    The ride-hailing industry’s relentless march to own all the world’s currency continued today as Didi Chuxing, Uber’s main rival in China, raised $7 billion in new funding, according to The Wall Street Journal.

    Among those investing in Didi is Apple, which announced recently it would provide $1 billion to the Chinese company. The investment raised a number of eyebrows, as Didi is locked in a tight battle with Uber for control of China’s competitive ride-hailing market. Didi says it has 300 million users on its platform and completes 14 million rides every day. As such, it claims to be the “world’s largest mobile tech-based transportation platform” with control of over 87 percent of the Chinese market.

    “the world’s largest mobile tech-based transportation platform”

    This latest fundraising round leaves Didi with the valuation of $25 billion, compared to Uber’s $62.5 billion. The Chinese company will have more than $10 billion of capital on hand, leaving it flush with cash to ramp up its competition with Uber, the Journal says.

    The news comes on the heels of Uber’s move to raise up to $2 billion in high-risk leveraged loans from institutional investors, an untraditional move for a technology startup. Uber also recently received a $3.5 billion investment from Saudi Arabia’s Public Investment Fund, one of the largest single investments made in a technology company ever.

    But while Didi strengthens its position in China, it is also looking to expand its reach across the globe. Last year, the Chinese company teamed up with Lyft, Uber’s main US-based rival, and two other Asian ride-hail apps — India's Ola and Southeast Asia's Grab — to form an anti-Uber alliance. And as of last April, Didi users traveling in the US could start using their app to hail a Lyft car. Soon, Lyft users will be able to hail a Didi car in China with the same seamless integration.
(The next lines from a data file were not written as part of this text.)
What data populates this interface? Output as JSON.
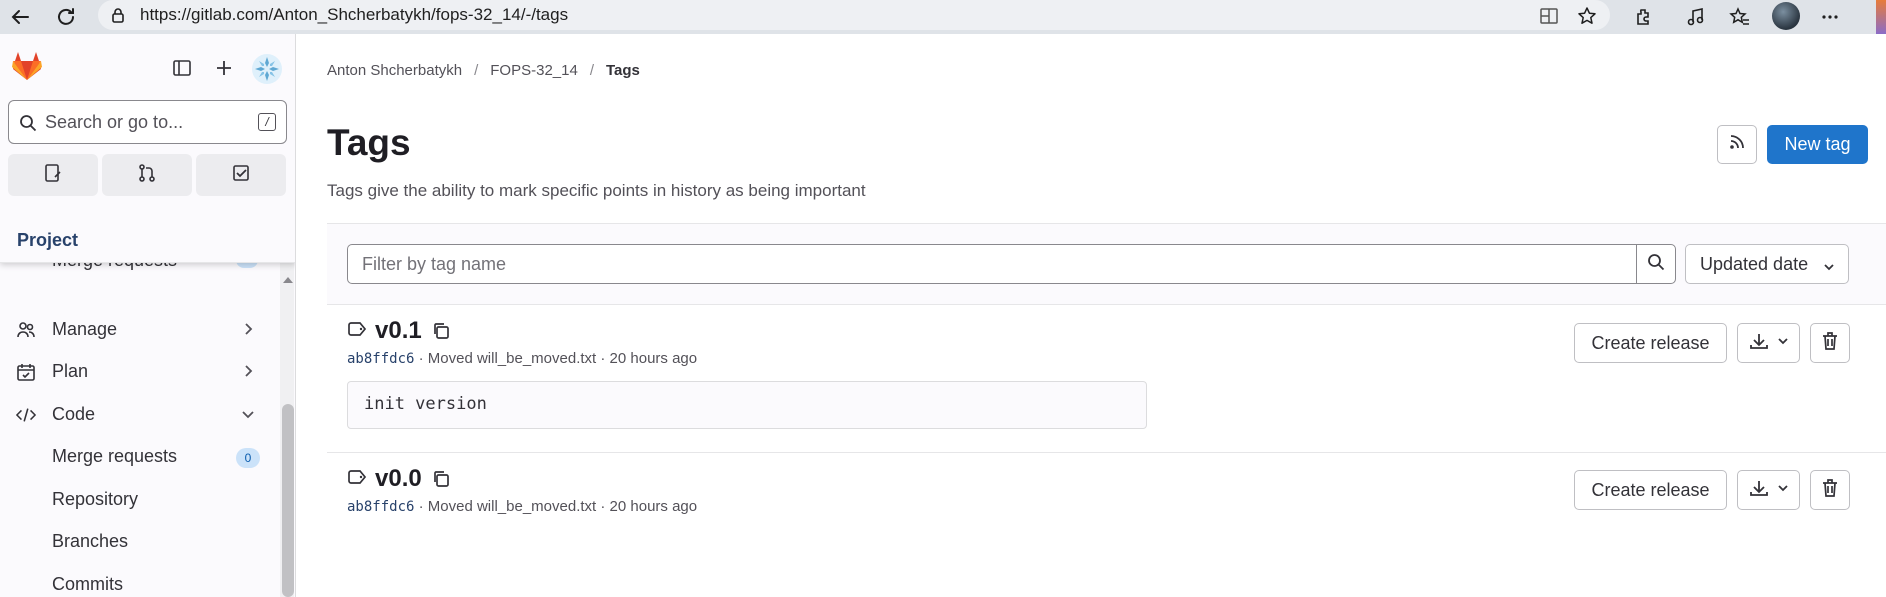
{
  "browser": {
    "url": "https://gitlab.com/Anton_Shcherbatykh/fops-32_14/-/tags",
    "icons": [
      "back-icon",
      "refresh-icon",
      "lock-icon",
      "split-view-icon",
      "favorite-star-icon",
      "extensions-icon",
      "media-icon",
      "favorites-icon",
      "profile-avatar",
      "more-icon"
    ]
  },
  "sidebar": {
    "search_placeholder": "Search or go to...",
    "search_shortcut": "/",
    "section_title": "Project",
    "peek_item": "Merge requests",
    "nav": [
      {
        "label": "Manage",
        "icon": "users-icon",
        "expanded": false
      },
      {
        "label": "Plan",
        "icon": "calendar-icon",
        "expanded": false
      },
      {
        "label": "Code",
        "icon": "code-icon",
        "expanded": true
      }
    ],
    "code_subitems": [
      {
        "label": "Merge requests",
        "count": "0"
      },
      {
        "label": "Repository"
      },
      {
        "label": "Branches"
      },
      {
        "label": "Commits"
      }
    ]
  },
  "breadcrumb": [
    "Anton Shcherbatykh",
    "FOPS-32_14",
    "Tags"
  ],
  "page": {
    "title": "Tags",
    "description": "Tags give the ability to mark specific points in history as being important",
    "new_tag_label": "New tag"
  },
  "filter": {
    "placeholder": "Filter by tag name",
    "sort_label": "Updated date"
  },
  "tags": [
    {
      "name": "v0.1",
      "sha": "ab8ffdc6",
      "commit_message": "Moved will_be_moved.txt",
      "time": "20 hours ago",
      "message": "init version",
      "release_label": "Create release"
    },
    {
      "name": "v0.0",
      "sha": "ab8ffdc6",
      "commit_message": "Moved will_be_moved.txt",
      "time": "20 hours ago",
      "release_label": "Create release"
    }
  ],
  "colors": {
    "primary": "#1f75cb",
    "sidebar_bg": "#fbfafd",
    "project_label": "#28426b",
    "badge_bg": "#cbe2f9"
  }
}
    Last week, Uber CEO Travis Kalanick told an audience in Berlin that the company is profitable in the developed world, but "massively unprofitable" in developing nations. And several months ago, he told a Canadian newspaper that Uber was losing around $1 billion a year in China alone.